### EXERCISE
Search the material for the string "this", then report how many lines hold it, with no other text.

### RECORD EXCERPTS
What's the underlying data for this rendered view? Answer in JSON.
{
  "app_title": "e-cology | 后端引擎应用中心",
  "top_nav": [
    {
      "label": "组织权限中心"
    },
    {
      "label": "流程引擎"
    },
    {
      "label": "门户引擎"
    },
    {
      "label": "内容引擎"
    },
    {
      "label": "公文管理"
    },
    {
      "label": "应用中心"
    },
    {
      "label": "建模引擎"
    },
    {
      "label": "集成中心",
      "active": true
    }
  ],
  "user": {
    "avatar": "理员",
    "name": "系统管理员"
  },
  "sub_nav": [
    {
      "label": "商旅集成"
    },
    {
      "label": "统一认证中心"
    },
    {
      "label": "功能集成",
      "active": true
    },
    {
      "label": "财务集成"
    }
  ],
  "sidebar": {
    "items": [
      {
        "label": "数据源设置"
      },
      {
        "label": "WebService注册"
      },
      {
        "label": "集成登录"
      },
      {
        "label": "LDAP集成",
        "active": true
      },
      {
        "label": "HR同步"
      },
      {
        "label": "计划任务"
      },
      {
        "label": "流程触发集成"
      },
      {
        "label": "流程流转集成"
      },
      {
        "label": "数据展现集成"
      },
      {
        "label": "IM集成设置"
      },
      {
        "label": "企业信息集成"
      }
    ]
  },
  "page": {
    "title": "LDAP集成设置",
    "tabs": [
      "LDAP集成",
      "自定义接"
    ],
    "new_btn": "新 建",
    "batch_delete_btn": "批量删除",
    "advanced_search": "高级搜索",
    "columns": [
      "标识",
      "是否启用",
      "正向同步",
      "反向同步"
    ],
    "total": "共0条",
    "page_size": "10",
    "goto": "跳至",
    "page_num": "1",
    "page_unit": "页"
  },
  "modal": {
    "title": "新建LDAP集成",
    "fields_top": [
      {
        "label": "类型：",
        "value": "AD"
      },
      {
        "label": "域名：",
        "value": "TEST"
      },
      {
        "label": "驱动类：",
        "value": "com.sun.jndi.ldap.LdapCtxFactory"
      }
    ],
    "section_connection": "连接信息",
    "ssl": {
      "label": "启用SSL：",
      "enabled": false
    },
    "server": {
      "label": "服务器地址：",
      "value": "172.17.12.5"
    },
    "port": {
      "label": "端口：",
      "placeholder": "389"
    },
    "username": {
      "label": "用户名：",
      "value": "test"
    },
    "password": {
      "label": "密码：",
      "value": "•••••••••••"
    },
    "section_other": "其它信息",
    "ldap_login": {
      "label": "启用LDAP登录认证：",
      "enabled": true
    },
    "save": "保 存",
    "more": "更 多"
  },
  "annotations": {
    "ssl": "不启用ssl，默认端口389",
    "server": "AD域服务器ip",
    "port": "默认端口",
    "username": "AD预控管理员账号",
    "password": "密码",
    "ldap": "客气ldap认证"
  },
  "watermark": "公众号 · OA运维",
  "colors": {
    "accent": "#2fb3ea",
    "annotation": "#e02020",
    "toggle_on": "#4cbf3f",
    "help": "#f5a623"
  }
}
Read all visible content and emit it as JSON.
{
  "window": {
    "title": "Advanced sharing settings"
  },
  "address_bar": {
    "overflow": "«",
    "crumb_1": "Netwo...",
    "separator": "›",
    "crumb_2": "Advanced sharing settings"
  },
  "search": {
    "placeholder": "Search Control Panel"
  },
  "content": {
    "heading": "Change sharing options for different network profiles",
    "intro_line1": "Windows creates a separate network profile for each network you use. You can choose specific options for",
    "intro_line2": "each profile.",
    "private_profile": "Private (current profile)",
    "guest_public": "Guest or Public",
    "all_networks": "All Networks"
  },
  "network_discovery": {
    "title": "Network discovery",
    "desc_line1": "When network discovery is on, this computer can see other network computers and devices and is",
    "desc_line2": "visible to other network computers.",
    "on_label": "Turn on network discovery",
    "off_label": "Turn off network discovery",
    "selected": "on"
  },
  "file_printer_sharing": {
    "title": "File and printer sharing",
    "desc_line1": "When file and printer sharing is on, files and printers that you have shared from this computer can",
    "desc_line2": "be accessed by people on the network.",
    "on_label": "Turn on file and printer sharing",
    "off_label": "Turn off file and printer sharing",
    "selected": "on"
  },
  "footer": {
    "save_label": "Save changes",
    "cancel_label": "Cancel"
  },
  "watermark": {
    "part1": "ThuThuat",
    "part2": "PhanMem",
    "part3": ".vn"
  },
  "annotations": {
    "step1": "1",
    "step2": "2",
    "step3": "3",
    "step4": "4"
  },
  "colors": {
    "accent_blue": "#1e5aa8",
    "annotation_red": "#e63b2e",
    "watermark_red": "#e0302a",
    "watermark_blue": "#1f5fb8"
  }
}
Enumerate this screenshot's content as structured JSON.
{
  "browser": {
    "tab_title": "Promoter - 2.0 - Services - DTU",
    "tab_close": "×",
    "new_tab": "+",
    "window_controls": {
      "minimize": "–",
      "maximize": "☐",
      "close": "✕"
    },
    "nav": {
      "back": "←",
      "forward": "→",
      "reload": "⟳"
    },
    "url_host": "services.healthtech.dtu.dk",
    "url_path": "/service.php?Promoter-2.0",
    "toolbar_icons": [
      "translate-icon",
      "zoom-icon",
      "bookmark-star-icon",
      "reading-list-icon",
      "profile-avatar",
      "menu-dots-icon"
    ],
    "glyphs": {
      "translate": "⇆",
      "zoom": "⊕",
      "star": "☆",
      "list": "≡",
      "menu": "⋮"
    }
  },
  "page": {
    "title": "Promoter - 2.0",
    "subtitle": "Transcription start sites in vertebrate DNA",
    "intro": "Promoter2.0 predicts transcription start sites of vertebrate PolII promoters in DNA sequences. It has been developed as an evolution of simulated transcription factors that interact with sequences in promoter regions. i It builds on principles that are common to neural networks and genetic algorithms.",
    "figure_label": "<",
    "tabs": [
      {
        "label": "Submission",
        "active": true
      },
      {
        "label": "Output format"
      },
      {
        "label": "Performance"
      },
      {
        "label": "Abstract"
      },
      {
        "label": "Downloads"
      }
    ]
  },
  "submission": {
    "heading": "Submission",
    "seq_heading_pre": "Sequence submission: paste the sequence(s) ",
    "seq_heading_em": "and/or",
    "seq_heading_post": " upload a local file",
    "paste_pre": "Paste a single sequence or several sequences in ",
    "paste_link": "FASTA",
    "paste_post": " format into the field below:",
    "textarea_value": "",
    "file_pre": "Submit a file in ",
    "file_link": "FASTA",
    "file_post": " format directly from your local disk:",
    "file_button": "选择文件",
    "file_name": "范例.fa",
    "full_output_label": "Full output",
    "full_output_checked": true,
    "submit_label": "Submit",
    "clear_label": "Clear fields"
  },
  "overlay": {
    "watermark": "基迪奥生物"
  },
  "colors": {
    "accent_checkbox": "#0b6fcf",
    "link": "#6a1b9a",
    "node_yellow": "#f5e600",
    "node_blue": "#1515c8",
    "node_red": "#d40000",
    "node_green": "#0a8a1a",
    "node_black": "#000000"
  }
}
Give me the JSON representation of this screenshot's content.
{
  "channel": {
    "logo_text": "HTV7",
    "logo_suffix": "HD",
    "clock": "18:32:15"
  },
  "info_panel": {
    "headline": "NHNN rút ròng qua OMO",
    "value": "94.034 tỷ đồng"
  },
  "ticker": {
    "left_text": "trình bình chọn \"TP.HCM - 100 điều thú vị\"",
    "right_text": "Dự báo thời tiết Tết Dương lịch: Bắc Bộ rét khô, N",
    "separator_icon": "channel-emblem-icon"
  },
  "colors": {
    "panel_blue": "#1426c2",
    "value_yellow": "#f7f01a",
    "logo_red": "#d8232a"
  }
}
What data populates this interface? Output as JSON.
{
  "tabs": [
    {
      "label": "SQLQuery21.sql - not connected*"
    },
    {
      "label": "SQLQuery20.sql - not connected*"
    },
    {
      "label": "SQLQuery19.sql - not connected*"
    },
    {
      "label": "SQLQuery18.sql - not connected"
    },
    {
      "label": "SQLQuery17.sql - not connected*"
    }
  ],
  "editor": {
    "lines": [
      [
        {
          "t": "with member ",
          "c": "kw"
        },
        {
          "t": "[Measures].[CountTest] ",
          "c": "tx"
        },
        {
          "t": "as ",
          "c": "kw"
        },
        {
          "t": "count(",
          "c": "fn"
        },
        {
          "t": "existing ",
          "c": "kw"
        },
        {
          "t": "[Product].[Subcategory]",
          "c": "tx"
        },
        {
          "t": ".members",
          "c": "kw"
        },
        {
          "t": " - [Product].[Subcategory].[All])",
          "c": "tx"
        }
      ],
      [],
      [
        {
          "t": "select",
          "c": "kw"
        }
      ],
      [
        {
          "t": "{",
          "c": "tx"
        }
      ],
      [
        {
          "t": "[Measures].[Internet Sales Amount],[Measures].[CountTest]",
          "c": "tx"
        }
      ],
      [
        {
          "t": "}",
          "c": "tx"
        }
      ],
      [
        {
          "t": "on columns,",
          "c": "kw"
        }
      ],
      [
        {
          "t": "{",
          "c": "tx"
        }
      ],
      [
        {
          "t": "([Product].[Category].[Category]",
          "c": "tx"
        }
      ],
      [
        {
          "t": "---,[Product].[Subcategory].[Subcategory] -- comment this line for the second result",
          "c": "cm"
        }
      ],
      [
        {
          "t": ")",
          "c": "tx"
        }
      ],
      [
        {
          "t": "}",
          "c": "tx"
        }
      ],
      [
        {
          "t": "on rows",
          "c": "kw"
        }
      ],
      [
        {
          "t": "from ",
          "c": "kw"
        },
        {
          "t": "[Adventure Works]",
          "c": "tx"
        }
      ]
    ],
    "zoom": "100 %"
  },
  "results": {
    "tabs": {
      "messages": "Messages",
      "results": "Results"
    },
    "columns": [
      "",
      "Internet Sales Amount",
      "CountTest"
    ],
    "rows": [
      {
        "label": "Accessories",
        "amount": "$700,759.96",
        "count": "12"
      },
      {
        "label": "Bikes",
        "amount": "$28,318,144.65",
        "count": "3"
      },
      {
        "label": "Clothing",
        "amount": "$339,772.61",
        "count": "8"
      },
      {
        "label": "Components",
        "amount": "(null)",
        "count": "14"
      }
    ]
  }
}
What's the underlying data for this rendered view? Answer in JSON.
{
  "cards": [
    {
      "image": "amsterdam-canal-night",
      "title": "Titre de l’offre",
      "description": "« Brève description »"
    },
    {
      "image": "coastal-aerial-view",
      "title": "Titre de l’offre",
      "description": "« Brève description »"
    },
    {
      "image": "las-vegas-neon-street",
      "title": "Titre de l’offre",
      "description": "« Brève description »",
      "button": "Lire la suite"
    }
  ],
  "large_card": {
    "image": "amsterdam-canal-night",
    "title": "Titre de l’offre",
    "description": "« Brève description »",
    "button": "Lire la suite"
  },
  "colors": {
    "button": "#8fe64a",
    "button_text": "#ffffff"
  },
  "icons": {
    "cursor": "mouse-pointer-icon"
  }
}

### WORKED SOLUTION
8